- Exercise description -
Give back all of the records, exactly and completely.

- Task inputs -

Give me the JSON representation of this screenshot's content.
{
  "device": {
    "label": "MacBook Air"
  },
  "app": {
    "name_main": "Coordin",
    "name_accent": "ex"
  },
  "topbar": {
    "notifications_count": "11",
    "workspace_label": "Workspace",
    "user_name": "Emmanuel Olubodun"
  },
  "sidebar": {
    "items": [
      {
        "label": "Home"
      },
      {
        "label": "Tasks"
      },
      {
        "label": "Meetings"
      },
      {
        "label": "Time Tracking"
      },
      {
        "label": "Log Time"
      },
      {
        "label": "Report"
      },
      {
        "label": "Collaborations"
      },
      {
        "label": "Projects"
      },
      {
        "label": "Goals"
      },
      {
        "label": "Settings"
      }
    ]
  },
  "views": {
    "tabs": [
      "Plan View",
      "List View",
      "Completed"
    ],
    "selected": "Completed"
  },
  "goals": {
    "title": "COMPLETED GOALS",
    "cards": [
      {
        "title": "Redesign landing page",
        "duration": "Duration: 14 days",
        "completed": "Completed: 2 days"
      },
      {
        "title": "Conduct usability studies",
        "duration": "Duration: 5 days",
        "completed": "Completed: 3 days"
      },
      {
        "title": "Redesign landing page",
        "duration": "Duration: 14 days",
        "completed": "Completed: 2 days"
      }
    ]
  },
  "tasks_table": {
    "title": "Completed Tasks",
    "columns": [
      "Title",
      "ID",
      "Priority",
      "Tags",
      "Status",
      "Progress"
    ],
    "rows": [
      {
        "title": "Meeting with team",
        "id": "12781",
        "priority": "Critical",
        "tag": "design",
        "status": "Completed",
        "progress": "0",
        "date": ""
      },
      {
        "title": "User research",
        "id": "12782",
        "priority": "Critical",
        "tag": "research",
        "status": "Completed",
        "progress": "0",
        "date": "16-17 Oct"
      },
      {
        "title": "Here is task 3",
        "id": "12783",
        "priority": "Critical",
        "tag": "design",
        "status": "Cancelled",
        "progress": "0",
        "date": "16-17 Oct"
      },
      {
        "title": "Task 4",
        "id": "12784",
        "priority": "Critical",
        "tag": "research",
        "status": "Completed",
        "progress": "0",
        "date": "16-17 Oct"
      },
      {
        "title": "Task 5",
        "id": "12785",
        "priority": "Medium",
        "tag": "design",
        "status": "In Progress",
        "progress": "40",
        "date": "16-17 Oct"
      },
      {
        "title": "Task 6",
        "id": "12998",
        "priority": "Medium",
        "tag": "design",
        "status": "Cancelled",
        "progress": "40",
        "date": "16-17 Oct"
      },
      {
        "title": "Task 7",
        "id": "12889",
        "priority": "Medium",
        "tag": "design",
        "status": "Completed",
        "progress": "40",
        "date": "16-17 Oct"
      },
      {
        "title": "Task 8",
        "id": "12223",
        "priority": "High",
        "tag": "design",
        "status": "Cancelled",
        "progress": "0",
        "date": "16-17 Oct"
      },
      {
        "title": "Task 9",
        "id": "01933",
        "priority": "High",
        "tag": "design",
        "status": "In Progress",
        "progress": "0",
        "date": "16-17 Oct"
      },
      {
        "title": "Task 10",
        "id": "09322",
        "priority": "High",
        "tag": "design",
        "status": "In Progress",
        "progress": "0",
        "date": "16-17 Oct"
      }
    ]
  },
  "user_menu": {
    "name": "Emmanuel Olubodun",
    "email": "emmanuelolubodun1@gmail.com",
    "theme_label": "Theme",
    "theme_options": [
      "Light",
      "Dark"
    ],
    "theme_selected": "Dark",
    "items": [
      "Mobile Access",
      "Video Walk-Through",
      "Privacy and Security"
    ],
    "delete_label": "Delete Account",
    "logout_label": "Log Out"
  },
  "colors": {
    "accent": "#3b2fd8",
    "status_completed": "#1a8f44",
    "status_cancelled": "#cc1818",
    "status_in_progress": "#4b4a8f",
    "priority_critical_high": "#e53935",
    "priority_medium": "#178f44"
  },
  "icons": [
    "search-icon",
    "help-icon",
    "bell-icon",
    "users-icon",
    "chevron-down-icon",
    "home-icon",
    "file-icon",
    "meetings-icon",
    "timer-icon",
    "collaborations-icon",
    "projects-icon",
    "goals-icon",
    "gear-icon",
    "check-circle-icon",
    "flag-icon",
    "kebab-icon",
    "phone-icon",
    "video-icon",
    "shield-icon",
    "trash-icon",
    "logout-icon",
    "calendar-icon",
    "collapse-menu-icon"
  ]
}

- Reply to the task -
Give me the JSON representation of this screenshot's content.
{
  "device": {
    "label": "MacBook Air"
  },
  "app": {
    "name_main": "Coordin",
    "name_accent": "ex"
  },
  "topbar": {
    "notifications_count": "11",
    "workspace_label": "Workspace",
    "user_name": "Emmanuel Olubodun"
  },
  "sidebar": {
    "items": [
      {
        "label": "Home"
      },
      {
        "label": "Tasks"
      },
      {
        "label": "Meetings"
      },
      {
        "label": "Time Tracking"
      },
      {
        "label": "Log Time"
      },
      {
        "label": "Report"
      },
      {
        "label": "Collaborations"
      },
      {
        "label": "Projects"
      },
      {
        "label": "Goals"
      },
      {
        "label": "Settings"
      }
    ]
  },
  "views": {
    "tabs": [
      "Plan View",
      "List View",
      "Completed"
    ],
    "selected": "Completed"
  },
  "goals": {
    "title": "COMPLETED GOALS",
    "cards": [
      {
        "title": "Redesign landing page",
        "duration": "Duration: 14 days",
        "completed": "Completed: 2 days"
      },
      {
        "title": "Conduct usability studies",
        "duration": "Duration: 5 days",
        "completed": "Completed: 3 days"
      },
      {
        "title": "Redesign landing page",
        "duration": "Duration: 14 days",
        "completed": "Completed: 2 days"
      }
    ]
  },
  "tasks_table": {
    "title": "Completed Tasks",
    "columns": [
      "Title",
      "ID",
      "Priority",
      "Tags",
      "Status",
      "Progress"
    ],
    "rows": [
      {
        "title": "Meeting with team",
        "id": "12781",
        "priority": "Critical",
        "tag": "design",
        "status": "Completed",
        "progress": "0",
        "date": ""
      },
      {
        "title": "User research",
        "id": "12782",
        "priority": "Critical",
        "tag": "research",
        "status": "Completed",
        "progress": "0",
        "date": "16-17 Oct"
      },
      {
        "title": "Here is task 3",
        "id": "12783",
        "priority": "Critical",
        "tag": "design",
        "status": "Cancelled",
        "progress": "0",
        "date": "16-17 Oct"
      },
      {
        "title": "Task 4",
        "id": "12784",
        "priority": "Critical",
        "tag": "research",
        "status": "Completed",
        "progress": "0",
        "date": "16-17 Oct"
      },
      {
        "title": "Task 5",
        "id": "12785",
        "priority": "Medium",
        "tag": "design",
        "status": "In Progress",
        "progress": "40",
        "date": "16-17 Oct"
      },
      {
        "title": "Task 6",
        "id": "12998",
        "priority": "Medium",
        "tag": "design",
        "status": "Cancelled",
        "progress": "40",
        "date": "16-17 Oct"
      },
      {
        "title": "Task 7",
        "id": "12889",
        "priority": "Medium",
        "tag": "design",
        "status": "Completed",
        "progress": "40",
        "date": "16-17 Oct"
      },
      {
        "title": "Task 8",
        "id": "12223",
        "priority": "High",
        "tag": "design",
        "status": "Cancelled",
        "progress": "0",
        "date": "16-17 Oct"
      },
      {
        "title": "Task 9",
        "id": "01933",
        "priority": "High",
        "tag": "design",
        "status": "In Progress",
        "progress": "0",
        "date": "16-17 Oct"
      },
      {
        "title": "Task 10",
        "id": "09322",
        "priority": "High",
        "tag": "design",
        "status": "In Progress",
        "progress": "0",
        "date": "16-17 Oct"
      }
    ]
  },
  "user_menu": {
    "name": "Emmanuel Olubodun",
    "email": "emmanuelolubodun1@gmail.com",
    "theme_label": "Theme",
    "theme_options": [
      "Light",
      "Dark"
    ],
    "theme_selected": "Dark",
    "items": [
      "Mobile Access",
      "Video Walk-Through",
      "Privacy and Security"
    ],
    "delete_label": "Delete Account",
    "logout_label": "Log Out"
  },
  "colors": {
    "accent": "#3b2fd8",
    "status_completed": "#1a8f44",
    "status_cancelled": "#cc1818",
    "status_in_progress": "#4b4a8f",
    "priority_critical_high": "#e53935",
    "priority_medium": "#178f44"
  },
  "icons": [
    "search-icon",
    "help-icon",
    "bell-icon",
    "users-icon",
    "chevron-down-icon",
    "home-icon",
    "file-icon",
    "meetings-icon",
    "timer-icon",
    "collaborations-icon",
    "projects-icon",
    "goals-icon",
    "gear-icon",
    "check-circle-icon",
    "flag-icon",
    "kebab-icon",
    "phone-icon",
    "video-icon",
    "shield-icon",
    "trash-icon",
    "logout-icon",
    "calendar-icon",
    "collapse-menu-icon"
  ]
}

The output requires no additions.